§ **ENTRIES SHOWN**
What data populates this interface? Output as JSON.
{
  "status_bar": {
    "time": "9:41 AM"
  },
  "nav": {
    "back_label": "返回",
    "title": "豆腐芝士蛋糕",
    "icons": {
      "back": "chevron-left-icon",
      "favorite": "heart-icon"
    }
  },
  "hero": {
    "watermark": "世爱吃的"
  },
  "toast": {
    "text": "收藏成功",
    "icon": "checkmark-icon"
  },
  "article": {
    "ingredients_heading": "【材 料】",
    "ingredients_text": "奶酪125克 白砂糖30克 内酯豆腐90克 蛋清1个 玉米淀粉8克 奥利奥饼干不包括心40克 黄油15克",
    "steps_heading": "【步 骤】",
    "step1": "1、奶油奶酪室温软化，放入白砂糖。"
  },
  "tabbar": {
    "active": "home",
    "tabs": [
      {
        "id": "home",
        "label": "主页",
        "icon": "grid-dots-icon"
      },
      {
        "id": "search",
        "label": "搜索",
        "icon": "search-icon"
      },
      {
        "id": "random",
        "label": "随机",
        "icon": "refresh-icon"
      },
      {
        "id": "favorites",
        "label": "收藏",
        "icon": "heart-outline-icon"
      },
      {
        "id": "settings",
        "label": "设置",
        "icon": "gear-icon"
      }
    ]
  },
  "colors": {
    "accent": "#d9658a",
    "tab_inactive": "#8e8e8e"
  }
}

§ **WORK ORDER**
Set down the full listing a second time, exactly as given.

§ **PROBLEM SOLUTION**
What data populates this interface? Output as JSON.
{
  "status_bar": {
    "time": "9:41 AM"
  },
  "nav": {
    "back_label": "返回",
    "title": "豆腐芝士蛋糕",
    "icons": {
      "back": "chevron-left-icon",
      "favorite": "heart-icon"
    }
  },
  "hero": {
    "watermark": "世爱吃的"
  },
  "toast": {
    "text": "收藏成功",
    "icon": "checkmark-icon"
  },
  "article": {
    "ingredients_heading": "【材 料】",
    "ingredients_text": "奶酪125克 白砂糖30克 内酯豆腐90克 蛋清1个 玉米淀粉8克 奥利奥饼干不包括心40克 黄油15克",
    "steps_heading": "【步 骤】",
    "step1": "1、奶油奶酪室温软化，放入白砂糖。"
  },
  "tabbar": {
    "active": "home",
    "tabs": [
      {
        "id": "home",
        "label": "主页",
        "icon": "grid-dots-icon"
      },
      {
        "id": "search",
        "label": "搜索",
        "icon": "search-icon"
      },
      {
        "id": "random",
        "label": "随机",
        "icon": "refresh-icon"
      },
      {
        "id": "favorites",
        "label": "收藏",
        "icon": "heart-outline-icon"
      },
      {
        "id": "settings",
        "label": "设置",
        "icon": "gear-icon"
      }
    ]
  },
  "colors": {
    "accent": "#d9658a",
    "tab_inactive": "#8e8e8e"
  }
}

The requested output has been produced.